Most kids jump at the chance to play with dogs, cats and other household pets. But what about ring-tailed lemurs, wallabies and two-toed sloths? At Cub Creek Science and Animal Camp in Rolla, campers get to interact with more than 300 fascinating and exotic creatures, form new friendships, and learn to appreciate both people and animals.
One of the best ways to teach kids is through hands-on experiences, and when it also happens to be a lot of fun, they stand a better chance of remembering what they’ve learned, says assistant camp director Ari Farley. Cub Creek offers summer sleep-away sessions lasting between one and four weeks for kids ages 7 to 17. The programs focus on animal care, fellowship, environmental awareness and scientific discovery. Together, these activities help young people develop a broader perspective of the world and their influence on it, according to Farley.
Cub Creek is home to birds, insects, reptiles, amphibians and mammals whose purpose is to help campers appreciate their importance to the environment. Kids learn firsthand about their life cycles, behaviors, habitats and roles in their ecosystems. Animal encounters are supervised, and campers are taught proper handling and care to make sure their experiences are safe and memorable. They can go from petting an alpaca to learning about the zebu (a kind of South Asian cattle), all while gaining new skill sets and practical knowledge. Farley says campers also get plenty of exercise and fresh air through hiking, exploring, ziplining, ropes courses and other challenging outdoor activities.
She says the camp puts a great deal of emphasis on helping kids become trailblazers for the planet and its creatures. The Leaders in Training program for ages 13 and up establishes leadership skills, and the Animal Specialist in Training program (ASIT) is for returning campers age 15 and older who are interested in animal care.
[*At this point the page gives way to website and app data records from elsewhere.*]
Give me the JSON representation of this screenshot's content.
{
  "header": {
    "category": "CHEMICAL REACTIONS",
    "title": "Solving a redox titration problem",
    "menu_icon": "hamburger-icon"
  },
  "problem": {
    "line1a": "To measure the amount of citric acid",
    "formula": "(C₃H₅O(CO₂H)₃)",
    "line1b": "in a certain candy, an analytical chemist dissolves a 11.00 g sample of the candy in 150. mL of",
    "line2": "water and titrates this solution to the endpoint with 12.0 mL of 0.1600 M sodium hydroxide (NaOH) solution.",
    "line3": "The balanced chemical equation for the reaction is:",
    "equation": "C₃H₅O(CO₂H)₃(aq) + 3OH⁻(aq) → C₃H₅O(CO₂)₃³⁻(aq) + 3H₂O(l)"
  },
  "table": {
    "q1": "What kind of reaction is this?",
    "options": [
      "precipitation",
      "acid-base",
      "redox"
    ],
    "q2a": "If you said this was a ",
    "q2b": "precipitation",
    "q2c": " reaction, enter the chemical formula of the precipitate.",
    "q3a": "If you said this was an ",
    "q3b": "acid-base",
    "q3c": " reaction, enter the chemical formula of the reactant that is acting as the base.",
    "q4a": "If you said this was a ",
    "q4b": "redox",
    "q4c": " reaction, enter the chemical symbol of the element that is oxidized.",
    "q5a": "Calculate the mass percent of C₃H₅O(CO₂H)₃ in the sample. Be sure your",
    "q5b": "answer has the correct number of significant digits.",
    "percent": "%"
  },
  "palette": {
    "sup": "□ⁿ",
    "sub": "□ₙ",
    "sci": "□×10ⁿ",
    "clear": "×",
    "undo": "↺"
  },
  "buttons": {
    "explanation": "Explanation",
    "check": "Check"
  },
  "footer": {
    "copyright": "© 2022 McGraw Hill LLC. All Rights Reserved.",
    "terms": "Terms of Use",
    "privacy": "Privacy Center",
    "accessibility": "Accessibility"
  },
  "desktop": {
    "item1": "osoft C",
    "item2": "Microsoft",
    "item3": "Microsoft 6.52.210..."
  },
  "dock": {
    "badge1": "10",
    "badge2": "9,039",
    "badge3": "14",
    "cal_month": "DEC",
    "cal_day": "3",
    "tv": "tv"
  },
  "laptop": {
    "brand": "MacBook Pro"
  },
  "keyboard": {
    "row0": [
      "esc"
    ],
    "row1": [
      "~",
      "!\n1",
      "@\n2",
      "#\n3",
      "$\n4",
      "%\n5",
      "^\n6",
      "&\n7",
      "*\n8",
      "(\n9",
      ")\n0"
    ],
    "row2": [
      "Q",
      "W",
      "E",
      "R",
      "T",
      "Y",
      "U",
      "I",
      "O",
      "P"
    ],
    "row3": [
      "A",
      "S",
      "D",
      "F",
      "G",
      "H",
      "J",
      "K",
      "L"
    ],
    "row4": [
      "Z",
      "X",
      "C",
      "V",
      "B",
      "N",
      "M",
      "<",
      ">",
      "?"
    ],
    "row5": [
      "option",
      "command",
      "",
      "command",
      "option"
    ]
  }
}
There’s also a Junior Naturalist initiative that offers hands-on lessons in field biology. “A lot of our kids go on to study veterinary and environmental sciences,” Farley says. “One former camper went through the ASIT program, became a counselor, joined the staff here and now is a sea lion trainer at the Saint Louis Zoo.”
According to Farley, the camp improves confidence and encourages independence. “One mom told us that her daughter was afraid to get involved with clubs or social activities, but after attending camp, she learned how to open up to other people,” she says. “Being here definitely helps children develop necessary social skills. Many of them tell us that once they’ve been through the program, they are no longer afraid to try new things on their own. At Cub Creek, kids develop a sense of responsibility and ownership for the planet and all of its creatures.”
Cub Creek Science and Animal Camp sessions are held May through August and attract young people from all over the country. Pictured on the cover: Campers play with lemurs at Cub Creek. For more information, call 573.458.2125 or visit cubcreeksciencecamp.com.
Cover design by Julie Streiler | Cover photo courtesy of Cub Creek Science and Animal Camp
Pictured at top: Cub Creek campers learn about animals firsthand.
Photo courtesy of Cub Creek Science and Animal Camp